# Problem details
Answer with a number only: how many lines of the data contain "location"?

Excerpts from an interface dataset:
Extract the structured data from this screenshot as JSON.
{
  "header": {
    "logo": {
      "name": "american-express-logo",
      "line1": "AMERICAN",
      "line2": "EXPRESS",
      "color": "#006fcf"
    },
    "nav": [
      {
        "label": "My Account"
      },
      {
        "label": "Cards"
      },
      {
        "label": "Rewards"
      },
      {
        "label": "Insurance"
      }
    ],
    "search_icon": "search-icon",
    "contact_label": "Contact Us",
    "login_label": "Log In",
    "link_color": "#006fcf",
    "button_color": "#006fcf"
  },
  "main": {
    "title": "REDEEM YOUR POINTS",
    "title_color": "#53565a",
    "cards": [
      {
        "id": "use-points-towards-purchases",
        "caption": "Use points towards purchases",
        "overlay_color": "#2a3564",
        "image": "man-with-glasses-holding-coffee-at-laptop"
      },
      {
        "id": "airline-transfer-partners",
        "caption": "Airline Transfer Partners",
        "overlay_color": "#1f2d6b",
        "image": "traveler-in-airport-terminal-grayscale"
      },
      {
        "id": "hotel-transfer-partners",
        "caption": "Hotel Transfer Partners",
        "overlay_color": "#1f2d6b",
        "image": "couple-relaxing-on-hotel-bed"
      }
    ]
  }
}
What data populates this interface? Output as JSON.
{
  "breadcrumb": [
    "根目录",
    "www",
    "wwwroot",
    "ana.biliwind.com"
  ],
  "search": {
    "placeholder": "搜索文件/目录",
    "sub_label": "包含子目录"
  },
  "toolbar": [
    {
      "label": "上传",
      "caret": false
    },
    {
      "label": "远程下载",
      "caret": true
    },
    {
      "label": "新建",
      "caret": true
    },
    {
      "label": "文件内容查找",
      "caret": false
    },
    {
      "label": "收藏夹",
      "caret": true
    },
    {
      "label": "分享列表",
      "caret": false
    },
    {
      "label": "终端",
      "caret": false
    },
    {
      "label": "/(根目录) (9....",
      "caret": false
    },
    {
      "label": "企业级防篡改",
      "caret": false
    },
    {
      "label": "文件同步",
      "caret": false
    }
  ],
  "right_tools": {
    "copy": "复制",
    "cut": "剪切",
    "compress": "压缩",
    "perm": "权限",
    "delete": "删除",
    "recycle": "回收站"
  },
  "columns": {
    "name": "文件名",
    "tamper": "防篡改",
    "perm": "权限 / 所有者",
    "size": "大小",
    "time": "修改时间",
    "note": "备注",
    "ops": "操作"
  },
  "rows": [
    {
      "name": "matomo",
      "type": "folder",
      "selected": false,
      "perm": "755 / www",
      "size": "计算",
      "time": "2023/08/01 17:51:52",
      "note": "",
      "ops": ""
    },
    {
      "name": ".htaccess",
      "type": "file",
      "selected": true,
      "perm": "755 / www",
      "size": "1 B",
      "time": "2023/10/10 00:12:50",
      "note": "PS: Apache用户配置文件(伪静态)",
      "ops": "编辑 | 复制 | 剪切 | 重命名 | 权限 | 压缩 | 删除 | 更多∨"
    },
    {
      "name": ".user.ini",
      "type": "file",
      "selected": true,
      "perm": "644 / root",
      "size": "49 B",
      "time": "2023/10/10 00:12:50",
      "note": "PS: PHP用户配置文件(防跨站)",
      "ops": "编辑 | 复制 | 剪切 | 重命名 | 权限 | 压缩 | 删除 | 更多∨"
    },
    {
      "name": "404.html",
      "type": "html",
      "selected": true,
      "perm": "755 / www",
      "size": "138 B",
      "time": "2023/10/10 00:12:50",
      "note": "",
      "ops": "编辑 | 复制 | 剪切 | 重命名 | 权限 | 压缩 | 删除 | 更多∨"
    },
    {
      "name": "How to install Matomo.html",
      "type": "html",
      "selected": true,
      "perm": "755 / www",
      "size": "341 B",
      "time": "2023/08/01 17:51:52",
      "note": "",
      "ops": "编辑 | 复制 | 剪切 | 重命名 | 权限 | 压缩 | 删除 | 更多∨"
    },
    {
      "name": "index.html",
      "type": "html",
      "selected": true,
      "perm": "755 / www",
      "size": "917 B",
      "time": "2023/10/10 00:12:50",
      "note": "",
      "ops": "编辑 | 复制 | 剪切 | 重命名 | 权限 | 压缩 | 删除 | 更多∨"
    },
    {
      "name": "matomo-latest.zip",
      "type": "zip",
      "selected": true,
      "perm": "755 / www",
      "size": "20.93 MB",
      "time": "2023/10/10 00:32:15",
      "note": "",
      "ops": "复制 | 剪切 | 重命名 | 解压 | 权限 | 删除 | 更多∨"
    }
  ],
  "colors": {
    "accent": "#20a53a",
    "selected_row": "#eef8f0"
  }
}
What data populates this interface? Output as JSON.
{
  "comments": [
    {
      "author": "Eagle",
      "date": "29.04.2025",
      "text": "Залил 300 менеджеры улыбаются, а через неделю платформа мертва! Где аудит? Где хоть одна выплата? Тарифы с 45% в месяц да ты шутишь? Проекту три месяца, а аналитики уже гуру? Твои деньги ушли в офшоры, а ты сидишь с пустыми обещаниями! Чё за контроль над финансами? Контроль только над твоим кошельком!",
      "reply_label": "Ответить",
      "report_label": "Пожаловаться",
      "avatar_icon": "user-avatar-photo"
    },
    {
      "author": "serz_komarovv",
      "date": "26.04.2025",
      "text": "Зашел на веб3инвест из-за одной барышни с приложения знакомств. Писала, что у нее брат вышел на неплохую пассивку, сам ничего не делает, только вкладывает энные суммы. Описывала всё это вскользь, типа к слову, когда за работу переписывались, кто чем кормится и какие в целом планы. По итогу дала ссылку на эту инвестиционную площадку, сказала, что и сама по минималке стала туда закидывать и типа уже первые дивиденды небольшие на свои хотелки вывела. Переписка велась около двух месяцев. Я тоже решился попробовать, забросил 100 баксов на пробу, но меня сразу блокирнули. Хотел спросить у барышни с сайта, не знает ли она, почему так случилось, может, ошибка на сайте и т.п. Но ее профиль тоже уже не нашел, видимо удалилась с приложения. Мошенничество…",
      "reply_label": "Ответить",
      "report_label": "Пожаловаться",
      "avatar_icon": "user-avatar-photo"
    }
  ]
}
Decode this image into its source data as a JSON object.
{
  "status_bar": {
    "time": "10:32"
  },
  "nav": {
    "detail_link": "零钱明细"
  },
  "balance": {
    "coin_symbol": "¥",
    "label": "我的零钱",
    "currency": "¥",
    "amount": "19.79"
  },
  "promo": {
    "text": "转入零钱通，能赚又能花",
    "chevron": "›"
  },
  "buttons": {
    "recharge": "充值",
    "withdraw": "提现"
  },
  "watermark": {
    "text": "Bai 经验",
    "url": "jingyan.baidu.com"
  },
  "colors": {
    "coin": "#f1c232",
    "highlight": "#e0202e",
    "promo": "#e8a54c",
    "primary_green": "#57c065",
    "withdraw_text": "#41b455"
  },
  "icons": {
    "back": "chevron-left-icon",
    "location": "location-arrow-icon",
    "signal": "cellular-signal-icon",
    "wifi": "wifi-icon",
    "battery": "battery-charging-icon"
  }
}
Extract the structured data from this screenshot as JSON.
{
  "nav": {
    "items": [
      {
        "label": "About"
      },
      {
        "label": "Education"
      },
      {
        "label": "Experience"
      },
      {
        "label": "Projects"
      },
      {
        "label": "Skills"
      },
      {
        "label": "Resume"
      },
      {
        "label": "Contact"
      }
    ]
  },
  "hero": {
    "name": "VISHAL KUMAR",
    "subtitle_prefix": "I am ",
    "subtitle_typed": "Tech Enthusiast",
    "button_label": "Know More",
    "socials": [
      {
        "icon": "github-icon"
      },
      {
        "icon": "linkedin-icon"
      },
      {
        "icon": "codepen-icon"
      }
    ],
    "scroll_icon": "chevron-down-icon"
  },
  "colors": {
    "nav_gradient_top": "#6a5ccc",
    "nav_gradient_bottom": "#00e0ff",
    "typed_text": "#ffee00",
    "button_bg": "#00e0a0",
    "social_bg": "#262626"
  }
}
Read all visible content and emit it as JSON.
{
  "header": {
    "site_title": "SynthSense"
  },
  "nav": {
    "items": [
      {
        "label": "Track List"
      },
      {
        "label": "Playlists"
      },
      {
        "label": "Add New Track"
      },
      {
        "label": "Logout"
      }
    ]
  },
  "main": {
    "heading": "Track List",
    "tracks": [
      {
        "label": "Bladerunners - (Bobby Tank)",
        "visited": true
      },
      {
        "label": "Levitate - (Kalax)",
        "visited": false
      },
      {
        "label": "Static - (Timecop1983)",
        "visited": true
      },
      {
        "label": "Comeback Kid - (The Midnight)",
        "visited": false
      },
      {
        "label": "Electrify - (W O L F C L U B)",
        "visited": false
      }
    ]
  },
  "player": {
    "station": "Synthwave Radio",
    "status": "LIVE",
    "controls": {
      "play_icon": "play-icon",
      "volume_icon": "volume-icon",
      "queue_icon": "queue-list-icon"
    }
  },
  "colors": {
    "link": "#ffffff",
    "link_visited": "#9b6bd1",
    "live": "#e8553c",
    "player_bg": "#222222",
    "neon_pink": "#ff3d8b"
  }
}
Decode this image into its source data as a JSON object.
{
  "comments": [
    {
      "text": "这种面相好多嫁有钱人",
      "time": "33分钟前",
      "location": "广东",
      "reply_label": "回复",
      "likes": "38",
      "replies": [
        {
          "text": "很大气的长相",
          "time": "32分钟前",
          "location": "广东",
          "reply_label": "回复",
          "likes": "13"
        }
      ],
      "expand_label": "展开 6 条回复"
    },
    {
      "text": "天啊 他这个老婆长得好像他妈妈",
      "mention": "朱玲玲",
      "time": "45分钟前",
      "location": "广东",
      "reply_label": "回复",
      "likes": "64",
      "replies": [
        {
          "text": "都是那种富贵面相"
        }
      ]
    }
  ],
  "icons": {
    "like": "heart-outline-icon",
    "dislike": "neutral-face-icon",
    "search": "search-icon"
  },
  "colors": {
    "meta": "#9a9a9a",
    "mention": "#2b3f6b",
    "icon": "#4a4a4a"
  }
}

# Written answer
4